Web page and app entries
————

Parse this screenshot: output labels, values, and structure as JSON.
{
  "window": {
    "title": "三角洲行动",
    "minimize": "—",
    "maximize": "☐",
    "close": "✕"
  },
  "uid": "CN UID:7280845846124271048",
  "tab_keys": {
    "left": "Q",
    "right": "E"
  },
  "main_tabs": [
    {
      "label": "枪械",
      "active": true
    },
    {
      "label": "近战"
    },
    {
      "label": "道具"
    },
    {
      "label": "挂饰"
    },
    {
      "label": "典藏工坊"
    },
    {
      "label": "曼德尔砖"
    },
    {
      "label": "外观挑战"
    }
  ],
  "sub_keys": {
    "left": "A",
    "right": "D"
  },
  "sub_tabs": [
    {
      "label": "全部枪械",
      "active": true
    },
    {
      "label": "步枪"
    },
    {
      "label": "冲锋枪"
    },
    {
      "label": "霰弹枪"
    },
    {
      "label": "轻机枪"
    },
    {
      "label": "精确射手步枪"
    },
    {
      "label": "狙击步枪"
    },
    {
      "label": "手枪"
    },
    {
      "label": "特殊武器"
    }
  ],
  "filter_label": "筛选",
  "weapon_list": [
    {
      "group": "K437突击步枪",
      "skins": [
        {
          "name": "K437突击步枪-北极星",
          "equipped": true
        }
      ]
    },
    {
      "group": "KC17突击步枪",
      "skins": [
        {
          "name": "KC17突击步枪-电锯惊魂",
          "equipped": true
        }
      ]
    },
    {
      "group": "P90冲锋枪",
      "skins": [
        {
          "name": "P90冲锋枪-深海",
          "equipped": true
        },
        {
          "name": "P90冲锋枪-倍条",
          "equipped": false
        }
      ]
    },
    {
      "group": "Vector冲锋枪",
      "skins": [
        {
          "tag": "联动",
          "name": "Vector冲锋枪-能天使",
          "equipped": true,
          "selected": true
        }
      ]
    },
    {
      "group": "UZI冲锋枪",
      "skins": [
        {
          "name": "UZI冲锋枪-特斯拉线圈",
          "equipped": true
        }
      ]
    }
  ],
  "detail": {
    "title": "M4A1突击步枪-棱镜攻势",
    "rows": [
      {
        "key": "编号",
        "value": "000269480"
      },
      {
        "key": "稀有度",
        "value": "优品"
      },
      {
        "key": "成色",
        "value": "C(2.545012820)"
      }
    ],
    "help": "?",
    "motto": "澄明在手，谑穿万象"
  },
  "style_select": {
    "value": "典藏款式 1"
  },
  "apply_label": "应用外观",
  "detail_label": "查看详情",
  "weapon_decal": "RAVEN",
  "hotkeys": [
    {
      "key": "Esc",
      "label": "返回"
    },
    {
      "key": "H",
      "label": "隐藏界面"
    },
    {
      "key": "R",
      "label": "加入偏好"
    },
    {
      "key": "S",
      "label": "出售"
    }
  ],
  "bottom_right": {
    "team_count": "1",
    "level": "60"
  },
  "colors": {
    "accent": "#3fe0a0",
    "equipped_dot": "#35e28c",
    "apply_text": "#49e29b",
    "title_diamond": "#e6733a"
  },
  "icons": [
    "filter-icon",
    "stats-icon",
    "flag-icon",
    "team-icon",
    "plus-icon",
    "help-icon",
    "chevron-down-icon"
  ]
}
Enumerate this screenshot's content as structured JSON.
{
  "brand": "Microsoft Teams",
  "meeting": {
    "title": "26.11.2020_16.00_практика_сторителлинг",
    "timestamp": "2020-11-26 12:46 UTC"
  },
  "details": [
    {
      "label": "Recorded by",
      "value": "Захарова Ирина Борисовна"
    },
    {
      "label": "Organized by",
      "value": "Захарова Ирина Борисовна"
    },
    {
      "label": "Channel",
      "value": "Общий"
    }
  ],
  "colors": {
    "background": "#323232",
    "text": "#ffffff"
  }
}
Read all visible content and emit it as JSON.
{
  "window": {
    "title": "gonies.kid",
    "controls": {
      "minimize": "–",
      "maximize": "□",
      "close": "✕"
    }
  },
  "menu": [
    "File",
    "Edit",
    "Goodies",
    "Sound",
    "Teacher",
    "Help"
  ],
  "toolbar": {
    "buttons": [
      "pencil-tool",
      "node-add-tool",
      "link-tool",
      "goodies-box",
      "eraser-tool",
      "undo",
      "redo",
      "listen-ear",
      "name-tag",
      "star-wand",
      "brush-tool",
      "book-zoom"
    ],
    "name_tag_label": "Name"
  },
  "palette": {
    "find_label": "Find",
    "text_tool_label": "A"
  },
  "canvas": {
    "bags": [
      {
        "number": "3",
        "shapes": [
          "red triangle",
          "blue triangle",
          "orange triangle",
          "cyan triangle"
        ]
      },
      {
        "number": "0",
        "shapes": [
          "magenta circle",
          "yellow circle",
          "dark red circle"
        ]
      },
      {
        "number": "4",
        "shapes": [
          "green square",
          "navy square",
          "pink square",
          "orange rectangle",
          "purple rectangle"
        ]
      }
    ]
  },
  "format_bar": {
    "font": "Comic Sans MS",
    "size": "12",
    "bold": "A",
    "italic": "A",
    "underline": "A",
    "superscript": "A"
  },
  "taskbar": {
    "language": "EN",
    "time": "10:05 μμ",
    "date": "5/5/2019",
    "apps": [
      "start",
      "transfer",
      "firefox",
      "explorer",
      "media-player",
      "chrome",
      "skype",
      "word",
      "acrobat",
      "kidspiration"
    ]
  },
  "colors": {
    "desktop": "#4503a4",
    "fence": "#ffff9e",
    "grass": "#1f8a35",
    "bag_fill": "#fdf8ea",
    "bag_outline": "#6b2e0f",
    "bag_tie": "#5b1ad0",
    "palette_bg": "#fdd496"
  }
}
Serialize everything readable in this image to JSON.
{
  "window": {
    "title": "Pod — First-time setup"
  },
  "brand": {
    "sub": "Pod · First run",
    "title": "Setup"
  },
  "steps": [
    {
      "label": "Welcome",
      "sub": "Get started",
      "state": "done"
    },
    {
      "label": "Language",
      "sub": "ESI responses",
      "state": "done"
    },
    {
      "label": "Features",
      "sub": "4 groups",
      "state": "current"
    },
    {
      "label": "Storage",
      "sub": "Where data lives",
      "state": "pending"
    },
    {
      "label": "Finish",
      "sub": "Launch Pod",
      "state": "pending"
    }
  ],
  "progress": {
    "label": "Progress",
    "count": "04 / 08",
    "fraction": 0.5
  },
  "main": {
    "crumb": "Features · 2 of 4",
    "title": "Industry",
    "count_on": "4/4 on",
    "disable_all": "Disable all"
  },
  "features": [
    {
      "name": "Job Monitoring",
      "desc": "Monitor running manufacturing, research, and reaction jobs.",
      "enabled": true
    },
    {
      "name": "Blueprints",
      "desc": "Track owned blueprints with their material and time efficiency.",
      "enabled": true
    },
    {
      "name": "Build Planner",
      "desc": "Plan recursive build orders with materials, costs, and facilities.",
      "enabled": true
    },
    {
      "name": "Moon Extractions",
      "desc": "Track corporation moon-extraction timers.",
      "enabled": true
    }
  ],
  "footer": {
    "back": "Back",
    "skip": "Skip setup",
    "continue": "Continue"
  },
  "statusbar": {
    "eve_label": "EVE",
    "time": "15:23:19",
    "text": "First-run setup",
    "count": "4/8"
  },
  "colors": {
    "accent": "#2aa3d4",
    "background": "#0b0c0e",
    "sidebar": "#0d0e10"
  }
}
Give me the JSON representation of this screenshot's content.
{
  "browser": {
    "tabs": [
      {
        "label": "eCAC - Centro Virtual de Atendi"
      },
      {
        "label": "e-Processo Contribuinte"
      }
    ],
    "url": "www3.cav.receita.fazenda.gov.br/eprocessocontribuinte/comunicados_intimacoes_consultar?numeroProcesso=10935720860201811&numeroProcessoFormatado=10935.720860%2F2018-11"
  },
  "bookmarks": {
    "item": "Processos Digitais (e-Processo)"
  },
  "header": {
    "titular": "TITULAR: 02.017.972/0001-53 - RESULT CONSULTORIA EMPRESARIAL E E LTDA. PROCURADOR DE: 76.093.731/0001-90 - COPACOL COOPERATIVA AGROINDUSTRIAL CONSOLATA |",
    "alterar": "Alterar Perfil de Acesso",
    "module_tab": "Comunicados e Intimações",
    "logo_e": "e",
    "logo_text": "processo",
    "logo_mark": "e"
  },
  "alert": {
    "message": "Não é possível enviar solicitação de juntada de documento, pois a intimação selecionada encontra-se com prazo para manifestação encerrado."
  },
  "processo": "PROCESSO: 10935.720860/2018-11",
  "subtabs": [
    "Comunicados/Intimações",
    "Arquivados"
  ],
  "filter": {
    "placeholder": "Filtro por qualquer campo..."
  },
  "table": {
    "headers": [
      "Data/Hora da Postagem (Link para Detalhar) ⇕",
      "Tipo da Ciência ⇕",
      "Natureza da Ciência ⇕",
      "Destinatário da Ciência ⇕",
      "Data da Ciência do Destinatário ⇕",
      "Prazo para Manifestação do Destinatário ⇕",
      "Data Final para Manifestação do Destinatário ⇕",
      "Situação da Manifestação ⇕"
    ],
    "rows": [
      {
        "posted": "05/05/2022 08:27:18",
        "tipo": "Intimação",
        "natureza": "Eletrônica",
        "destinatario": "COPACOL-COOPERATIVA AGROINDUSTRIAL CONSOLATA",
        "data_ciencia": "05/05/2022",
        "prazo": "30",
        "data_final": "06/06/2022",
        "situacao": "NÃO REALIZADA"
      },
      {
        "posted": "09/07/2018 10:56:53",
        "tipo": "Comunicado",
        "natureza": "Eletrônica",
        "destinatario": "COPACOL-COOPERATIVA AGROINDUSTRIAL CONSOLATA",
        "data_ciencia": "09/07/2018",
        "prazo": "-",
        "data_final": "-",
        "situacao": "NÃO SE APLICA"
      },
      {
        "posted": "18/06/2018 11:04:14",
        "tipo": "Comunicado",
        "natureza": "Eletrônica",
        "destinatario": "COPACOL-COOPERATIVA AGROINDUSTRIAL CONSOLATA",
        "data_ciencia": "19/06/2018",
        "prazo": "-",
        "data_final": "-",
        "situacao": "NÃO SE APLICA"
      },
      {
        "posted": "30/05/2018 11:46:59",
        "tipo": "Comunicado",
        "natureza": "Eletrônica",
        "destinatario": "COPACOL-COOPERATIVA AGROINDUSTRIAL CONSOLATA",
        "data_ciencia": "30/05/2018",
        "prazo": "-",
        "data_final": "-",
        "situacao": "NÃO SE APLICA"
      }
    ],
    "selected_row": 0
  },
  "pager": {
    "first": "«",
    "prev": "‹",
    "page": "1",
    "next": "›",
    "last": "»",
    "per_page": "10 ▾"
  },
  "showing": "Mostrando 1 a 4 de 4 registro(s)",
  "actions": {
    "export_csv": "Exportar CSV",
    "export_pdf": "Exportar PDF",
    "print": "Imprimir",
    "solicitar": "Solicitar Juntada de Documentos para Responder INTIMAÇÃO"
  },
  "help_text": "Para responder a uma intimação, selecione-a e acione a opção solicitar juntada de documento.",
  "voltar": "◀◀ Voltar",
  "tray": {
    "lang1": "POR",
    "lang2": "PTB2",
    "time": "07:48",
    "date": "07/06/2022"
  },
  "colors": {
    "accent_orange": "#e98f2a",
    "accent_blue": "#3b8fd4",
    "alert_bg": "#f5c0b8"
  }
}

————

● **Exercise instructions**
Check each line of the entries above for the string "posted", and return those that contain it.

● **Task result**
        "posted": "05/05/2022 08:27:18",
        "posted": "09/07/2018 10:56:53",
        "posted": "18/06/2018 11:04:14",
        "posted": "30/05/2018 11:46:59",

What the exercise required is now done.